[Website and app data records]
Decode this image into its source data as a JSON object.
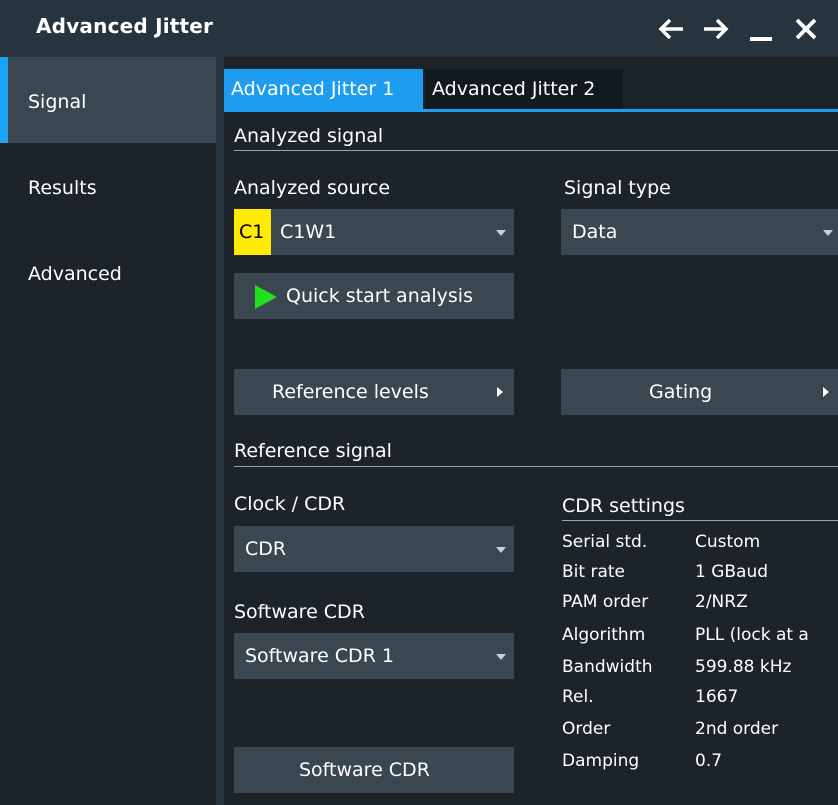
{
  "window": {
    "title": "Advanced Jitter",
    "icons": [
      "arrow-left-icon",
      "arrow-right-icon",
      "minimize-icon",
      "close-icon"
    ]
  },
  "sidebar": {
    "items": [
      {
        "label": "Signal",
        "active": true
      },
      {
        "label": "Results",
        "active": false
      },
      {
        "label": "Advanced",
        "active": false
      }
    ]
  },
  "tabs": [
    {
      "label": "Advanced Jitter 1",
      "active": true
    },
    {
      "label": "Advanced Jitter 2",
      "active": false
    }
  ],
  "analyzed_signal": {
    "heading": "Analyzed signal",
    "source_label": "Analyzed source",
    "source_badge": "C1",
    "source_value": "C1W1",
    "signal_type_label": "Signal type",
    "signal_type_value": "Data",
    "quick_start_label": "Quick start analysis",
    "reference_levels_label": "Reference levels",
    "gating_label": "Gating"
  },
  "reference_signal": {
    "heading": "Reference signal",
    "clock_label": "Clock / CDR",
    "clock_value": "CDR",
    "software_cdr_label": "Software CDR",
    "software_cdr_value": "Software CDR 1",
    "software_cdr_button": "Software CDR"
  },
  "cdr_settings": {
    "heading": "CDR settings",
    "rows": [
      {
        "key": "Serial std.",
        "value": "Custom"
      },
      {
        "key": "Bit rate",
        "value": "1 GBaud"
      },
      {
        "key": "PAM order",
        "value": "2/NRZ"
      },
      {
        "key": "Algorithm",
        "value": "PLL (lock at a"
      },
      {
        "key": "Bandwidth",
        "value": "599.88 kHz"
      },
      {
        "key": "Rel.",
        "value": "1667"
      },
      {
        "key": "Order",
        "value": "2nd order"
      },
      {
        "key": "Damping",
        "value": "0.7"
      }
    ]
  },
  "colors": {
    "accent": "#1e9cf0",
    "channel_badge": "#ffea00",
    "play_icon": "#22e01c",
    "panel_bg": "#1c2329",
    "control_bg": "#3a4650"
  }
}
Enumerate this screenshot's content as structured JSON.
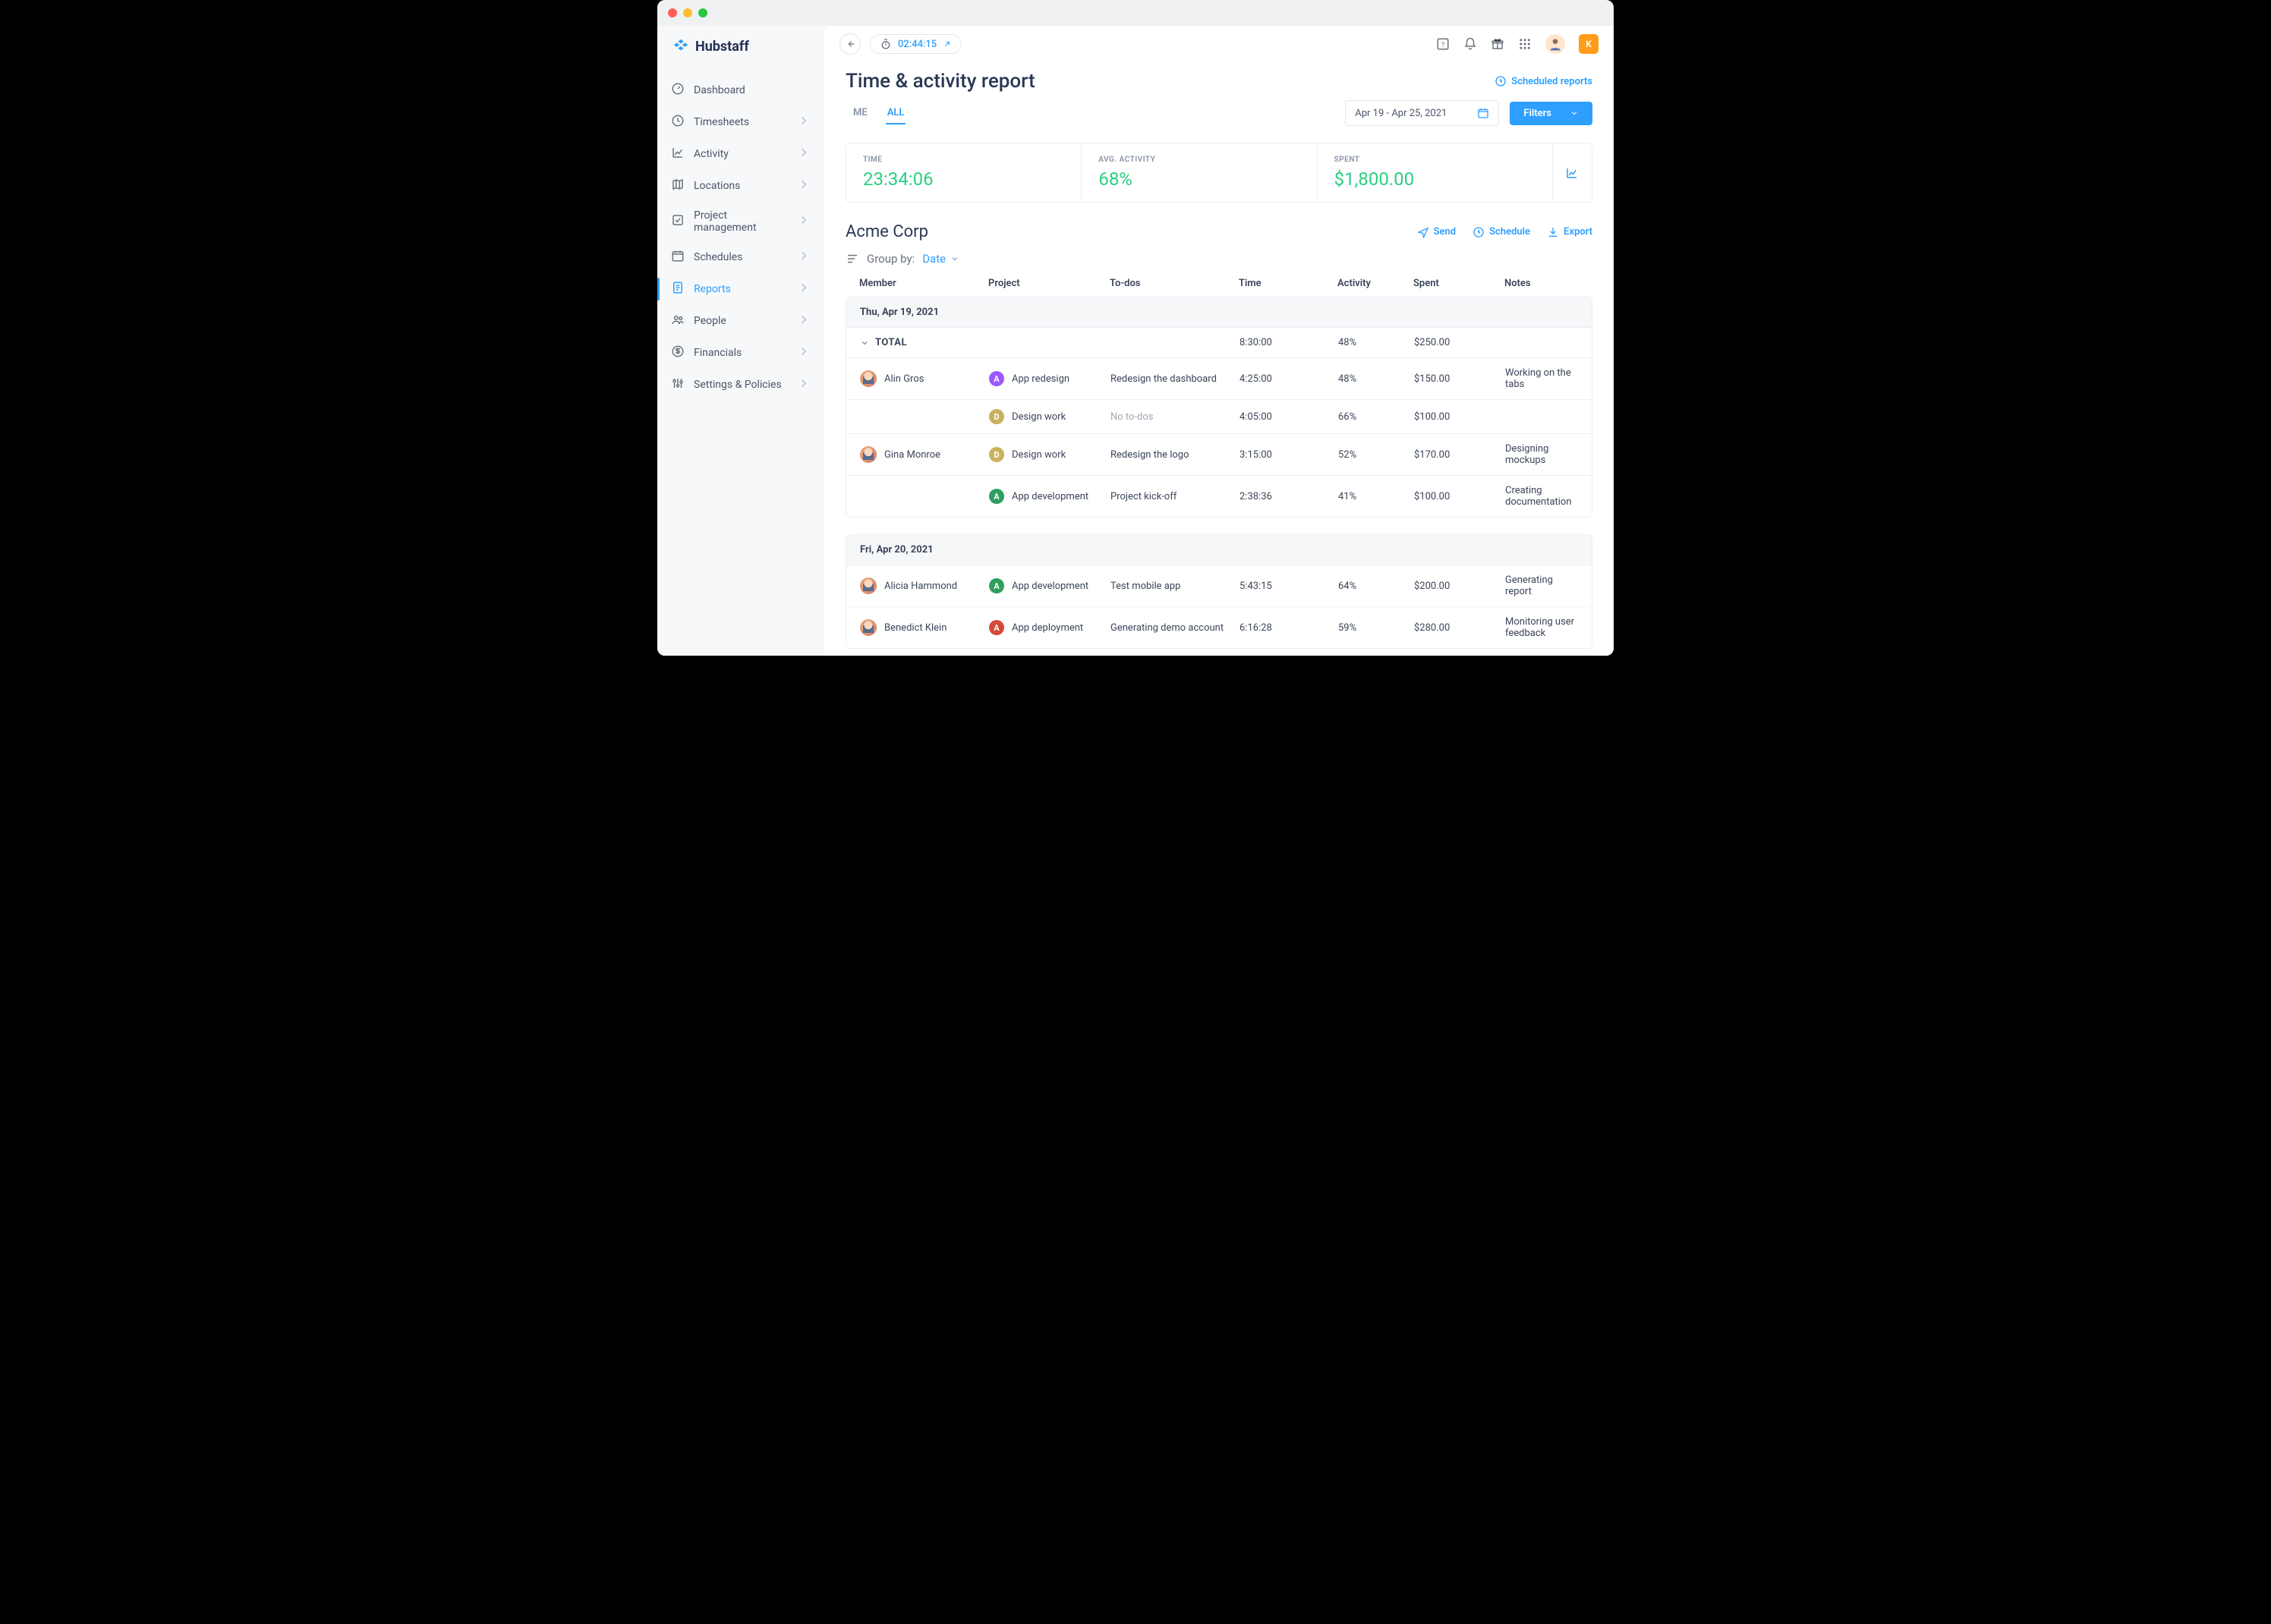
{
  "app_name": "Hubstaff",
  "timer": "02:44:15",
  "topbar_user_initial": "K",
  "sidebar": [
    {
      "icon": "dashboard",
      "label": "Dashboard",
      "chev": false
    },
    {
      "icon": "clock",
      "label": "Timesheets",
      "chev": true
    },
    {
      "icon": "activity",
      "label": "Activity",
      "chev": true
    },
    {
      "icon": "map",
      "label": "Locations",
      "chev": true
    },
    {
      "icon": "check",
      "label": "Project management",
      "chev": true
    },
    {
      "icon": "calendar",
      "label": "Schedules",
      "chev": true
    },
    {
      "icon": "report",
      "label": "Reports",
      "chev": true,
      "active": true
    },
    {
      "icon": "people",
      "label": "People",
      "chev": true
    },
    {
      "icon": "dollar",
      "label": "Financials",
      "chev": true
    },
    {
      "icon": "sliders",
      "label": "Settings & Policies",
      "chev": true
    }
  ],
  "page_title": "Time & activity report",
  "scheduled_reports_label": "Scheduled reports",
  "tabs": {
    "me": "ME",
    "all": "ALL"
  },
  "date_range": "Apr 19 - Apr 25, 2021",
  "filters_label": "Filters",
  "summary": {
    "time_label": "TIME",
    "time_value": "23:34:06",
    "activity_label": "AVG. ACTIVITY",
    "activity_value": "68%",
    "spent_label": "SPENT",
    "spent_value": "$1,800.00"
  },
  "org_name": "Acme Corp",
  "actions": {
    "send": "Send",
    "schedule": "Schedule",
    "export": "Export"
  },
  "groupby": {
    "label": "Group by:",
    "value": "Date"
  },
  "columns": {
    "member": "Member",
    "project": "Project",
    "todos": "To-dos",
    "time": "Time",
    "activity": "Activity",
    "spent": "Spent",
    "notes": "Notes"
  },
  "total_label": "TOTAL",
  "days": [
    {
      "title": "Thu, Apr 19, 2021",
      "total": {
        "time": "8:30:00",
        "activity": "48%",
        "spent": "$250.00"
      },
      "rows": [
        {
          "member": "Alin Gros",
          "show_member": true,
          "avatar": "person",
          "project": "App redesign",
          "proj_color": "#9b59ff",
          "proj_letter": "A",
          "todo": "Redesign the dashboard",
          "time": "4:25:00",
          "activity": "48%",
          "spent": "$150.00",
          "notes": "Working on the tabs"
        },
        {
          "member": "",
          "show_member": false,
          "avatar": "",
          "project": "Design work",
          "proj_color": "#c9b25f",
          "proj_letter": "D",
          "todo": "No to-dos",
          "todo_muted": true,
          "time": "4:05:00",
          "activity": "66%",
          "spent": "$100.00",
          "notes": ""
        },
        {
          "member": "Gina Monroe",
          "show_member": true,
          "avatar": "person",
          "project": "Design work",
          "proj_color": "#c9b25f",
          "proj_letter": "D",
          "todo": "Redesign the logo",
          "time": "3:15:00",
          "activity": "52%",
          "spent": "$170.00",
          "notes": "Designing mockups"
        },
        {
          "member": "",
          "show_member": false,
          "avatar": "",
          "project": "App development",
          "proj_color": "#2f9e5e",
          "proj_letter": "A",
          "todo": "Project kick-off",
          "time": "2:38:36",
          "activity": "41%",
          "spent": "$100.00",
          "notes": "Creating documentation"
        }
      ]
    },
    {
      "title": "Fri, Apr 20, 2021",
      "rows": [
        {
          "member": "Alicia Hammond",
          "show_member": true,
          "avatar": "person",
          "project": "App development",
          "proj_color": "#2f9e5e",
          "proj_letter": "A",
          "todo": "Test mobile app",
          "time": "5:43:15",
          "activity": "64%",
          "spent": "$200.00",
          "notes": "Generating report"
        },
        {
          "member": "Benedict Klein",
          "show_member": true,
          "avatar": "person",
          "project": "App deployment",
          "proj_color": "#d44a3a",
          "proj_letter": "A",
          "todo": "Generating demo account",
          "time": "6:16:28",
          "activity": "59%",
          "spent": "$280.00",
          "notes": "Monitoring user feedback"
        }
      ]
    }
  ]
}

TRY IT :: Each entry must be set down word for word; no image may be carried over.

RESPONSE TO THE EXERCISE ::
Decode this image into its source data as a JSON object.
{
  "window": {
    "title": "Advanced Jitter",
    "icons": [
      "arrow-left-icon",
      "arrow-right-icon",
      "minimize-icon",
      "close-icon"
    ]
  },
  "sidebar": {
    "items": [
      {
        "label": "Signal",
        "active": true
      },
      {
        "label": "Results",
        "active": false
      },
      {
        "label": "Advanced",
        "active": false
      }
    ]
  },
  "tabs": [
    {
      "label": "Advanced Jitter 1",
      "active": true
    },
    {
      "label": "Advanced Jitter 2",
      "active": false
    }
  ],
  "analyzed_signal": {
    "heading": "Analyzed signal",
    "source_label": "Analyzed source",
    "source_badge": "C1",
    "source_value": "C1W1",
    "signal_type_label": "Signal type",
    "signal_type_value": "Data",
    "quick_start_label": "Quick start analysis",
    "reference_levels_label": "Reference levels",
    "gating_label": "Gating"
  },
  "reference_signal": {
    "heading": "Reference signal",
    "clock_label": "Clock / CDR",
    "clock_value": "CDR",
    "software_cdr_label": "Software CDR",
    "software_cdr_value": "Software CDR 1",
    "software_cdr_button": "Software CDR"
  },
  "cdr_settings": {
    "heading": "CDR settings",
    "rows": [
      {
        "key": "Serial std.",
        "value": "Custom"
      },
      {
        "key": "Bit rate",
        "value": "1 GBaud"
      },
      {
        "key": "PAM order",
        "value": "2/NRZ"
      },
      {
        "key": "Algorithm",
        "value": "PLL (lock at a"
      },
      {
        "key": "Bandwidth",
        "value": "599.88 kHz"
      },
      {
        "key": "Rel.",
        "value": "1667"
      },
      {
        "key": "Order",
        "value": "2nd order"
      },
      {
        "key": "Damping",
        "value": "0.7"
      }
    ]
  },
  "colors": {
    "accent": "#1e9cf0",
    "channel_badge": "#ffea00",
    "play_icon": "#22e01c",
    "panel_bg": "#1c2329",
    "control_bg": "#3a4650"
  }
}
Enumerate this screenshot's content as structured JSON.
{
  "app_name": "Hubstaff",
  "timer": "02:44:15",
  "topbar_user_initial": "K",
  "sidebar": [
    {
      "icon": "dashboard",
      "label": "Dashboard",
      "chev": false
    },
    {
      "icon": "clock",
      "label": "Timesheets",
      "chev": true
    },
    {
      "icon": "activity",
      "label": "Activity",
      "chev": true
    },
    {
      "icon": "map",
      "label": "Locations",
      "chev": true
    },
    {
      "icon": "check",
      "label": "Project management",
      "chev": true
    },
    {
      "icon": "calendar",
      "label": "Schedules",
      "chev": true
    },
    {
      "icon": "report",
      "label": "Reports",
      "chev": true,
      "active": true
    },
    {
      "icon": "people",
      "label": "People",
      "chev": true
    },
    {
      "icon": "dollar",
      "label": "Financials",
      "chev": true
    },
    {
      "icon": "sliders",
      "label": "Settings & Policies",
      "chev": true
    }
  ],
  "page_title": "Time & activity report",
  "scheduled_reports_label": "Scheduled reports",
  "tabs": {
    "me": "ME",
    "all": "ALL"
  },
  "date_range": "Apr 19 - Apr 25, 2021",
  "filters_label": "Filters",
  "summary": {
    "time_label": "TIME",
    "time_value": "23:34:06",
    "activity_label": "AVG. ACTIVITY",
    "activity_value": "68%",
    "spent_label": "SPENT",
    "spent_value": "$1,800.00"
  },
  "org_name": "Acme Corp",
  "actions": {
    "send": "Send",
    "schedule": "Schedule",
    "export": "Export"
  },
  "groupby": {
    "label": "Group by:",
    "value": "Date"
  },
  "columns": {
    "member": "Member",
    "project": "Project",
    "todos": "To-dos",
    "time": "Time",
    "activity": "Activity",
    "spent": "Spent",
    "notes": "Notes"
  },
  "total_label": "TOTAL",
  "days": [
    {
      "title": "Thu, Apr 19, 2021",
      "total": {
        "time": "8:30:00",
        "activity": "48%",
        "spent": "$250.00"
      },
      "rows": [
        {
          "member": "Alin Gros",
          "show_member": true,
          "avatar": "person",
          "project": "App redesign",
          "proj_color": "#9b59ff",
          "proj_letter": "A",
          "todo": "Redesign the dashboard",
          "time": "4:25:00",
          "activity": "48%",
          "spent": "$150.00",
          "notes": "Working on the tabs"
        },
        {
          "member": "",
          "show_member": false,
          "avatar": "",
          "project": "Design work",
          "proj_color": "#c9b25f",
          "proj_letter": "D",
          "todo": "No to-dos",
          "todo_muted": true,
          "time": "4:05:00",
          "activity": "66%",
          "spent": "$100.00",
          "notes": ""
        },
        {
          "member": "Gina Monroe",
          "show_member": true,
          "avatar": "person",
          "project": "Design work",
          "proj_color": "#c9b25f",
          "proj_letter": "D",
          "todo": "Redesign the logo",
          "time": "3:15:00",
          "activity": "52%",
          "spent": "$170.00",
          "notes": "Designing mockups"
        },
        {
          "member": "",
          "show_member": false,
          "avatar": "",
          "project": "App development",
          "proj_color": "#2f9e5e",
          "proj_letter": "A",
          "todo": "Project kick-off",
          "time": "2:38:36",
          "activity": "41%",
          "spent": "$100.00",
          "notes": "Creating documentation"
        }
      ]
    },
    {
      "title": "Fri, Apr 20, 2021",
      "rows": [
        {
          "member": "Alicia Hammond",
          "show_member": true,
          "avatar": "person",
          "project": "App development",
          "proj_color": "#2f9e5e",
          "proj_letter": "A",
          "todo": "Test mobile app",
          "time": "5:43:15",
          "activity": "64%",
          "spent": "$200.00",
          "notes": "Generating report"
        },
        {
          "member": "Benedict Klein",
          "show_member": true,
          "avatar": "person",
          "project": "App deployment",
          "proj_color": "#d44a3a",
          "proj_letter": "A",
          "todo": "Generating demo account",
          "time": "6:16:28",
          "activity": "59%",
          "spent": "$280.00",
          "notes": "Monitoring user feedback"
        }
      ]
    }
  ]
}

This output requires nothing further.